Although it goes without often crass, look-at-me visual styling cues of its rivals, telltale GTI touches remain to provide a healthy dose of sporty bite.
The red pinstripe, which skirts the front bumper and works its way into the headlight design, looks magnificent, while the giant honeycomb grille, twin exhaust pipes and integrated, gloss black rear spoiler set the car apart.
Step inside and the Golf's party piece reveals itself. The quality is second to none, as usual; although its £35,000-plus on-the-road price is by no means cheap, its interior belies that and you'd believe you're in a car even more expensive.
It’s very Porsche-like; touchscreens, a curved driving zone and minimalism are all new 911.
Prod the starter button and the digital instruments come to life, before the tablet-style touchscreen infotainment system takes away your attention. This gizmo controls the car's easy-to-use satellite navigation system, audio and driving modes.
A few hundred yards and a handful of corners are all that's needed to usually gauge a car's set-up, and the GTI feels good within an instant. Modern-day steering systems have a habit of causing me concern due to the lack of feel they provide, so it's pleasing to report the GTI doesn't suffer with any of that confidence-sapping spongy vagueness. Sure, it’s not razor-sharp like, say, a Honda Civic Type R, but this is a much more grown up hot hatch when compared to its road-racing rival.
Instead there's an assuring fluidity to its responsiveness and the feedback it provides to the fingertips is communicative, while there's a lovely bite in the way the car's front end pitches in to a corner.
Its engine is a familiar one - the 2.0-litre turbocharged four-cylinder unit which has appeared in multiple VWs, Audis, SEATs and Skodas throughout the years - and in 2018 spec it produces a healthy 245bhp. Although those figures may not appear to be headline-grabbing, especially when the car is being released in an ultra-competitive market where hot hatches' power outputs usually begin with a '3', you have to commend VW for not following suit and staying true to its formula. It’s all about little gains, each providing an improvement on the previous generation.
You see, the GTI has always been about unassuming beauty, undisputed build quality, practicality and the right mixture of power and torque. It's a quick car - the 60mph sprint is dealt with in about 6 seconds - and its top speed hits the usual 155mph mark.

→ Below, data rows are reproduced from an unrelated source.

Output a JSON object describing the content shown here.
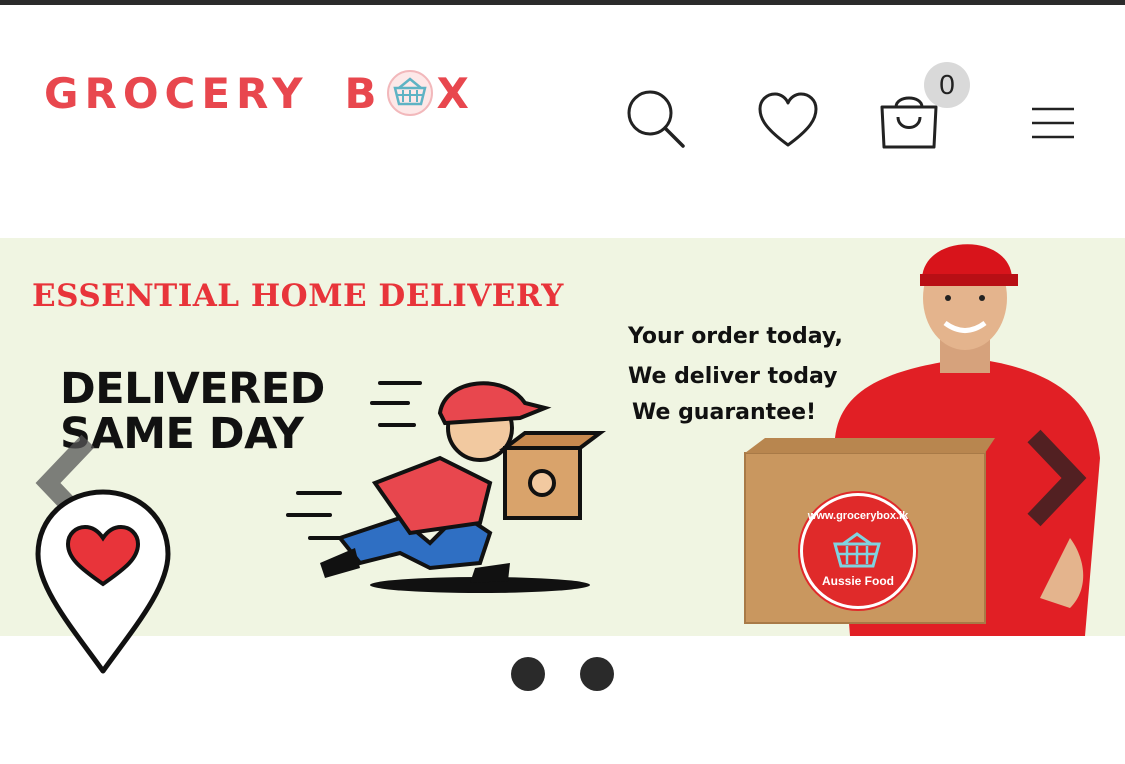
{
  "header": {
    "logo_text_1": "GROCERY",
    "logo_text_2": "B",
    "logo_text_3": "X",
    "cart_count": "0",
    "icons": [
      "search-icon",
      "heart-icon",
      "shopping-bag-icon",
      "hamburger-menu-icon"
    ]
  },
  "banner": {
    "title": "ESSENTIAL HOME DELIVERY",
    "headline_line1": "DELIVERED",
    "headline_line2": "SAME DAY",
    "tagline_1": "Your order today,",
    "tagline_2": "We deliver today",
    "tagline_3": "We guarantee!",
    "box_logo_top": "www.grocerybox.lk",
    "box_logo_bottom": "Aussie Food"
  },
  "slider": {
    "slide_count": 2
  },
  "floating": {
    "icon": "location-heart-pin-icon"
  },
  "colors": {
    "brand_red": "#e8474e",
    "banner_bg": "#f0f5e2",
    "teal": "#5fb3c4"
  }
}
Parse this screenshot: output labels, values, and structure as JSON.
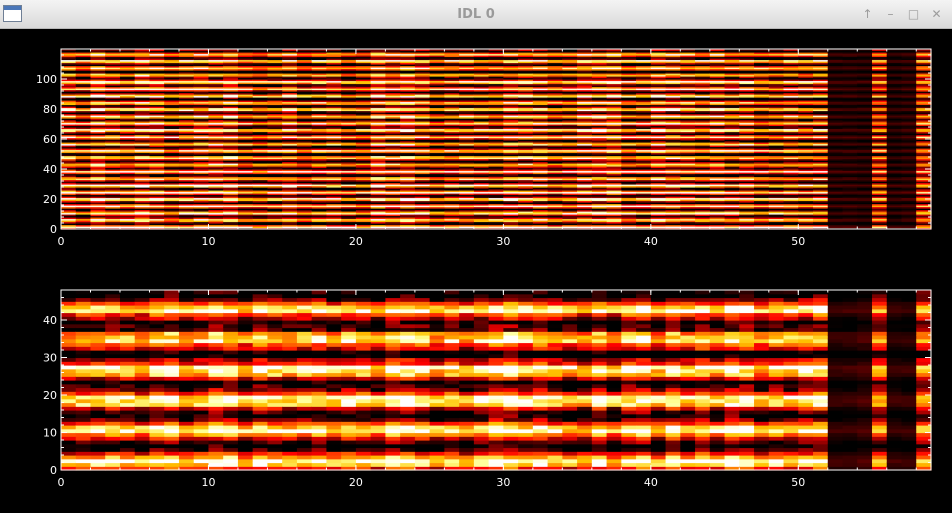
{
  "window": {
    "title": "IDL 0",
    "icons": [
      "window-icon",
      "maximize-up-icon",
      "minimize-icon",
      "restore-icon",
      "close-icon"
    ],
    "buttons": [
      "↑",
      "–",
      "□",
      "✕"
    ]
  },
  "chart_data": [
    {
      "type": "heatmap",
      "title": "",
      "xlabel": "",
      "ylabel": "",
      "xlim": [
        0,
        59
      ],
      "ylim": [
        0,
        120
      ],
      "xticks": [
        "0",
        "10",
        "20",
        "30",
        "40",
        "50"
      ],
      "yticks": [
        "0",
        "20",
        "40",
        "60",
        "80",
        "100"
      ],
      "colormap": "red-temperature",
      "stripe_period_rows": 4.6,
      "dark_columns": [
        52,
        53,
        54,
        56,
        57
      ],
      "dim_columns": [
        55,
        58
      ]
    },
    {
      "type": "heatmap",
      "title": "",
      "xlabel": "",
      "ylabel": "",
      "xlim": [
        0,
        59
      ],
      "ylim": [
        0,
        48
      ],
      "xticks": [
        "0",
        "10",
        "20",
        "30",
        "40",
        "50"
      ],
      "yticks": [
        "0",
        "10",
        "20",
        "30",
        "40"
      ],
      "colormap": "red-temperature",
      "stripe_period_rows": 8.1,
      "dark_columns": [
        52,
        53,
        54,
        56,
        57
      ],
      "dim_columns": [
        55,
        58
      ]
    }
  ]
}
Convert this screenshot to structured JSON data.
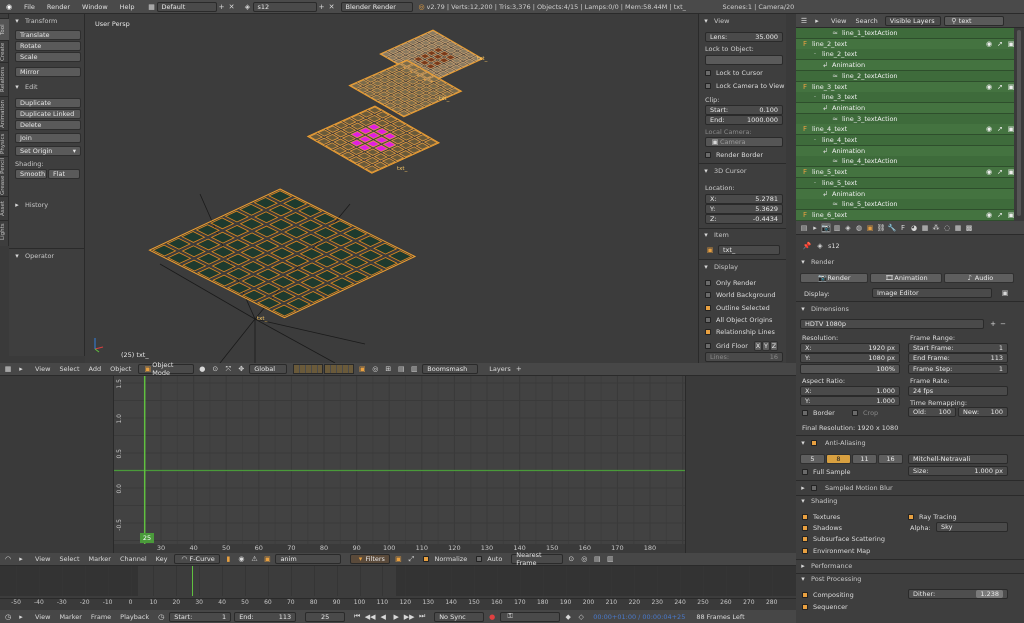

Dig a little deeper with the engine and although it doesn't sound special, the way in which it deploys its power is key to the GTI's success. It doesn't need massive grunt; peak torque is delivered from a lowly 1,500rpm and the power comes in at 4,500rpm, but unlike most turbocharged units it really does come alive towards the upper reaches of its rev range. Usually, most are out of puff past 6,000rpm, but the GTI rewards if you hang on longer.
The five-door layout of this test car offers yet more practicality, while its big boot comfortably swallows a pram and the week's shopping. Inside, it's spacious, supremely comfortable and belies its sportier intentions.
Hot hatches are something I love. There's one for every taste and often one which has a particular thing it's good at, so you can understand why they're so popular on the roads and why you hear differing opinions.
The Golf GTI masters every task and does it with style, comfort and has the all-important badge appeal - traits many can't achieve. Its Swiss Army knife-like attributes make it a class leader in its own right - very few rivals can match its all-round appeal and that's why it's still one of the leading lights in the ultra-competitive sector.
It might lack the out-and-out punch of some rivals, but as a daily proposition? There’s nothing better.